‘Dreaming spires’? Yes, but sometimes there are nightmares. Brian Martin, awarded the MBE for services to English literature, is at home in Oxford, where he spent most of his career teaching, and seems to know all about the professional and psychological complexities of the university. Holt College, his fourth novel, written with dedicated probity and

Harsh, but entertaining

When millionaires become billionaires they become even greedier and more ruthless. At the highest level, Trumpian economics can be lethal. Edward St Aubyn, in his powerful new novel Dunbar, applies the oxyacetylene brilliance and cauterisation of his prose to bear on the tragic endgame of a family’s internecine struggle for control of a global fortune.

Verse and worse

Molly Brodak, a fair, young Polish-American born in Michigan, is a winner of the Iowa Poetry Prize. Iowa: that hotbed of academic creative writing! Her poems, published in A Little Middle of the Night, are intensely private, pointillist compositions of unconnected images. Now, teaching at Emory University in Atlanta, she has written her first book

Lessons in sex

Helen Gurley Brown’s internationally influential career, as the author of Sex and the Single Girl and editor of Cosmopolitan, is revealed in this intimate biography in 50 shades of pink. ‘Let it be understood at the outset,’ writes Gerri Hirshey, an American freelance journalist for many upmarket periodicals: Sex has imbued the soft core, hard

The axeman cometh | 11 August 2016

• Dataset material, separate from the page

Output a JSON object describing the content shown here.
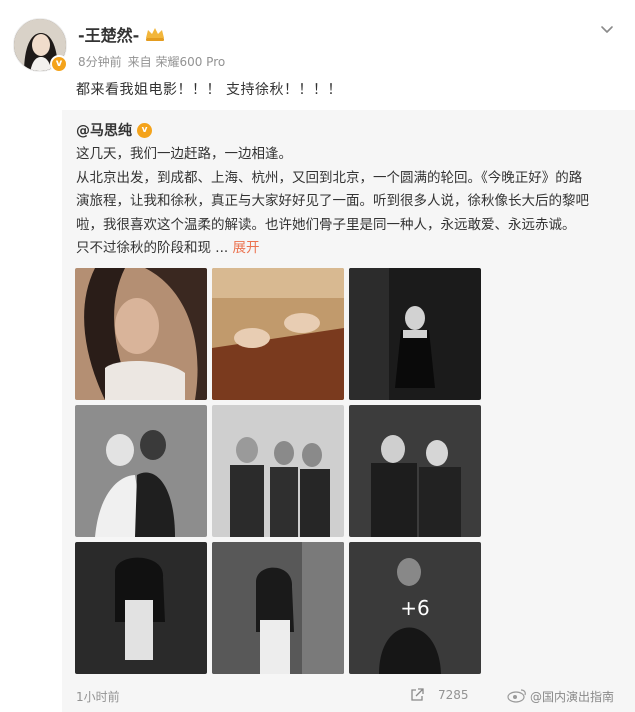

All organic beings descended from a single primordial blob, according to Darwin. Some of them developed sufficiently to leave the commodious depths and widths of the sea to scramble ashore. Was that wise? In this intricately detailed history, David Miles, a distinguished Oxford archaeologist, takes up the story of human evolution since our species and

The wicked old Paris of the Orient

Here’s the Mandarin for ooh-la-la! As Taras Grescoe, a respected Canadian writer of nonfiction, shows in this marvellous, microscopically descriptive history of what is now one of the most populous and smoggiest megalopolises on earth, Shanghai in the 1930s was internationally notorious as ‘the wicked old Paris of the Orient’, with ‘as vivid a cast

The great monkey puzzle

King Kong, the story of a violently amorous gorilla, Me Cheeta, the autobiography of a slanderous Hollywood chimpanzee, and now this, a benign biological, psychological and cultural survey, comes in further recognition of the versatility of our primate cousins. Both collateral branches of our family seem doomed (too many humans, too few apes), unless. .